**Record excerpts:**
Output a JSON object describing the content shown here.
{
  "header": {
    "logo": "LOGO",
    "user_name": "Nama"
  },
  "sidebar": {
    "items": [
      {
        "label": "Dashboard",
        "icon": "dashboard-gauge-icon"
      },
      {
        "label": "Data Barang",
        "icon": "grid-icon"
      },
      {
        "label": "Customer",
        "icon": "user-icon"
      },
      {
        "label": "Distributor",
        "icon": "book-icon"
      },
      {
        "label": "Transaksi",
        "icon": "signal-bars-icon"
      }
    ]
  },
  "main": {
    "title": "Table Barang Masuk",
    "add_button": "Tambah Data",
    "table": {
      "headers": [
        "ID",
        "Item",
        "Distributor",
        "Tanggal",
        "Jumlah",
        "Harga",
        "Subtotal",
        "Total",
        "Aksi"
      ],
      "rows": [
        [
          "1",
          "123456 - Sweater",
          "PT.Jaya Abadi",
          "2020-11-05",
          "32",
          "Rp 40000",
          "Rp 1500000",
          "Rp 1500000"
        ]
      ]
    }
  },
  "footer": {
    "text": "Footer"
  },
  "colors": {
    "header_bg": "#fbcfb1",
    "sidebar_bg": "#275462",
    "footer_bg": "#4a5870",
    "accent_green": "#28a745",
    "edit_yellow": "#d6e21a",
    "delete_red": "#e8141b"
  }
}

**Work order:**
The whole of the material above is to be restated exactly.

**Solution to this task:**
Output a JSON object describing the content shown here.
{
  "header": {
    "logo": "LOGO",
    "user_name": "Nama"
  },
  "sidebar": {
    "items": [
      {
        "label": "Dashboard",
        "icon": "dashboard-gauge-icon"
      },
      {
        "label": "Data Barang",
        "icon": "grid-icon"
      },
      {
        "label": "Customer",
        "icon": "user-icon"
      },
      {
        "label": "Distributor",
        "icon": "book-icon"
      },
      {
        "label": "Transaksi",
        "icon": "signal-bars-icon"
      }
    ]
  },
  "main": {
    "title": "Table Barang Masuk",
    "add_button": "Tambah Data",
    "table": {
      "headers": [
        "ID",
        "Item",
        "Distributor",
        "Tanggal",
        "Jumlah",
        "Harga",
        "Subtotal",
        "Total",
        "Aksi"
      ],
      "rows": [
        [
          "1",
          "123456 - Sweater",
          "PT.Jaya Abadi",
          "2020-11-05",
          "32",
          "Rp 40000",
          "Rp 1500000",
          "Rp 1500000"
        ]
      ]
    }
  },
  "footer": {
    "text": "Footer"
  },
  "colors": {
    "header_bg": "#fbcfb1",
    "sidebar_bg": "#275462",
    "footer_bg": "#4a5870",
    "accent_green": "#28a745",
    "edit_yellow": "#d6e21a",
    "delete_red": "#e8141b"
  }
}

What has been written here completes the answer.